-- Work request --
Count how many lines in the data below include "string". Answer with the number only.

☆ ☆ ☆ ☆

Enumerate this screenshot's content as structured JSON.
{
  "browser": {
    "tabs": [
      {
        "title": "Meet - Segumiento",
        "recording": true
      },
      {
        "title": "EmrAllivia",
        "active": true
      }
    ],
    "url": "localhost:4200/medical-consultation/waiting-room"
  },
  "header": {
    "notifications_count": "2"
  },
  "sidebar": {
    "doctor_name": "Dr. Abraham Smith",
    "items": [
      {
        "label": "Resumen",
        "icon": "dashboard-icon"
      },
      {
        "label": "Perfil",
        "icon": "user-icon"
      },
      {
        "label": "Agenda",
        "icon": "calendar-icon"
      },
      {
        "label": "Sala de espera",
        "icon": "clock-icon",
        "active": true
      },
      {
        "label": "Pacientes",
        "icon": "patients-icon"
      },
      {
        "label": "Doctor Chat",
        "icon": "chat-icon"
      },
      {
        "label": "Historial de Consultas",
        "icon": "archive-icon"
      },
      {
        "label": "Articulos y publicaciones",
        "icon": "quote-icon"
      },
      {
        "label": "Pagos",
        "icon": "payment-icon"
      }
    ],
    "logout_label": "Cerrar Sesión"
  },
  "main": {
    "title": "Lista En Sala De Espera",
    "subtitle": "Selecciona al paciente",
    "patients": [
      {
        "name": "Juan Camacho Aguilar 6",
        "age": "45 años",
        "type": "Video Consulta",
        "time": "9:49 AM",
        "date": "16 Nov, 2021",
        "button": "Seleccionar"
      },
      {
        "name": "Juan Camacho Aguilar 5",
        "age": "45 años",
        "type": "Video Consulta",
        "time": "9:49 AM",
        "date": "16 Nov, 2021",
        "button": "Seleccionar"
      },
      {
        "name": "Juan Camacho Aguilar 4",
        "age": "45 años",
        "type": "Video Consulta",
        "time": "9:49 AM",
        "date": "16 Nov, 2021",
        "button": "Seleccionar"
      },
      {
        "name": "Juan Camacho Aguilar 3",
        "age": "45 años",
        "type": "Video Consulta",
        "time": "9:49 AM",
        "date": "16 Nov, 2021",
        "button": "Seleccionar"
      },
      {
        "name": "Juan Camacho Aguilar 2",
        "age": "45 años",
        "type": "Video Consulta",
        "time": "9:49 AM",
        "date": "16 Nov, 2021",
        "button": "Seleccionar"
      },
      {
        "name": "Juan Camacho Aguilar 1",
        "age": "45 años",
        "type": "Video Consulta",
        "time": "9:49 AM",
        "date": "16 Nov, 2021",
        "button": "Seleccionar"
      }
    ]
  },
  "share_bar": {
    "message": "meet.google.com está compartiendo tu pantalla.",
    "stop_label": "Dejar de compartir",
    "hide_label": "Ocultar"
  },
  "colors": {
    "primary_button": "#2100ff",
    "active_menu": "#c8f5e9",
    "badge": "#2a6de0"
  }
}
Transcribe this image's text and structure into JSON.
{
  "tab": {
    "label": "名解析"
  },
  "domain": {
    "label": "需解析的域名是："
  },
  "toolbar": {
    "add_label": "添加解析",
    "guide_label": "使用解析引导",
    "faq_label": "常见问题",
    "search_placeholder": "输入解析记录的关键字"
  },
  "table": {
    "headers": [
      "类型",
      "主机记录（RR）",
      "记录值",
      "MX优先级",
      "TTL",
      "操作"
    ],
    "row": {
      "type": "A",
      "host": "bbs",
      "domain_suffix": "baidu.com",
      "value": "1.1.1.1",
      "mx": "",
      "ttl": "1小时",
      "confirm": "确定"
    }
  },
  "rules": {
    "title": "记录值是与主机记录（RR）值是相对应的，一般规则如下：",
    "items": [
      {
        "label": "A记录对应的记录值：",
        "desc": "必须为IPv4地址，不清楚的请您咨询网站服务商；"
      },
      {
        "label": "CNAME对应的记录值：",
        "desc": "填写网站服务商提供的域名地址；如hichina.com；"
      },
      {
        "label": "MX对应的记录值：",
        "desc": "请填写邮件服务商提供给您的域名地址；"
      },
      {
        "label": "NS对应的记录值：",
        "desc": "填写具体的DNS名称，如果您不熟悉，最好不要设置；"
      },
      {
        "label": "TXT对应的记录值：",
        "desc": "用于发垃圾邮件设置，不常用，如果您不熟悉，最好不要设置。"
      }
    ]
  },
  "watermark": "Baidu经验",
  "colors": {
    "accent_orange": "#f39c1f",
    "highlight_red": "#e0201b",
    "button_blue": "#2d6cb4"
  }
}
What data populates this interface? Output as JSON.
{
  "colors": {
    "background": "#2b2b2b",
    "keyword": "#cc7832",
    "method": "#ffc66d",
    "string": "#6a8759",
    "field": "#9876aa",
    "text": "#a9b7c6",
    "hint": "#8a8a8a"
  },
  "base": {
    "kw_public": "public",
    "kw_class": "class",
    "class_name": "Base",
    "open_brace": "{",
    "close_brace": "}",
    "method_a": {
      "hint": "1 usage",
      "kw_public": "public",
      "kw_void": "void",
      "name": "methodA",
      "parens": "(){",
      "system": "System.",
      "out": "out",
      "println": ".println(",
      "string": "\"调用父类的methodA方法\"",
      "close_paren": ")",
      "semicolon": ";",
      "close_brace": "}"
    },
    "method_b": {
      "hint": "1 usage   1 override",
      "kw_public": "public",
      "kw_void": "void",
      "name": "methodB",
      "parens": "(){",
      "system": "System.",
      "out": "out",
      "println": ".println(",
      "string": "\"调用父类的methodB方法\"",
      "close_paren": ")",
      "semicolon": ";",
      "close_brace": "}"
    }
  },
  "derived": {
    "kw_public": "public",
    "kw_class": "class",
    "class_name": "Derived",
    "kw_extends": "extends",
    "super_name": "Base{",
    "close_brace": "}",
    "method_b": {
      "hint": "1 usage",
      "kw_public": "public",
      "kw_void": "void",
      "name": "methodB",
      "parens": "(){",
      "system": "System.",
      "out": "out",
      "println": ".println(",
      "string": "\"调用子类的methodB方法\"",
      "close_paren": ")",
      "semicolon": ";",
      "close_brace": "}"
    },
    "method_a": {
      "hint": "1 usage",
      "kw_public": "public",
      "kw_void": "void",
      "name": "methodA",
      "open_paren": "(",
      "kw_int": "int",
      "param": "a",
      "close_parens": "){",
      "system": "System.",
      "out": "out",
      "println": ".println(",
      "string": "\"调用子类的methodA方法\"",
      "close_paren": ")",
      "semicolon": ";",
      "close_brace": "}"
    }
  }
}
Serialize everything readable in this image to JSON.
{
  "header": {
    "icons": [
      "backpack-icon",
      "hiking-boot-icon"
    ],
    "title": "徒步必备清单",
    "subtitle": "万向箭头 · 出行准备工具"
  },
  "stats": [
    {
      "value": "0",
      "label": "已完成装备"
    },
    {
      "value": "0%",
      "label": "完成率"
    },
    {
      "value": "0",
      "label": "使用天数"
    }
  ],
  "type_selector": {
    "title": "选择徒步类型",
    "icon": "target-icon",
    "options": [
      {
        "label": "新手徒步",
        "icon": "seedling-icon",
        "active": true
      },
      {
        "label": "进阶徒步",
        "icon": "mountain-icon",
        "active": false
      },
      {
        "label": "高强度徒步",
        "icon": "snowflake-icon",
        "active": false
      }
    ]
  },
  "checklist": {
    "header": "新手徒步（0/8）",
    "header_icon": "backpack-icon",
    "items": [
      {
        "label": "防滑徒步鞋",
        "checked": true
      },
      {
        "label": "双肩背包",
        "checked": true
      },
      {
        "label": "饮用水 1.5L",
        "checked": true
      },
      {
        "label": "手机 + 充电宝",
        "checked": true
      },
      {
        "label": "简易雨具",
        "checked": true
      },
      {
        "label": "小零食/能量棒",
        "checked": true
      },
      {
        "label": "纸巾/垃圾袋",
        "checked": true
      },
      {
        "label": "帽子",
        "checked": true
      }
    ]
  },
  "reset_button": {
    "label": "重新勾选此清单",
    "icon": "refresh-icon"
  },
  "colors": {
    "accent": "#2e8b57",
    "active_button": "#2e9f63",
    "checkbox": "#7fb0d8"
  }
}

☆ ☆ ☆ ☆

-- Response to the exercise --
5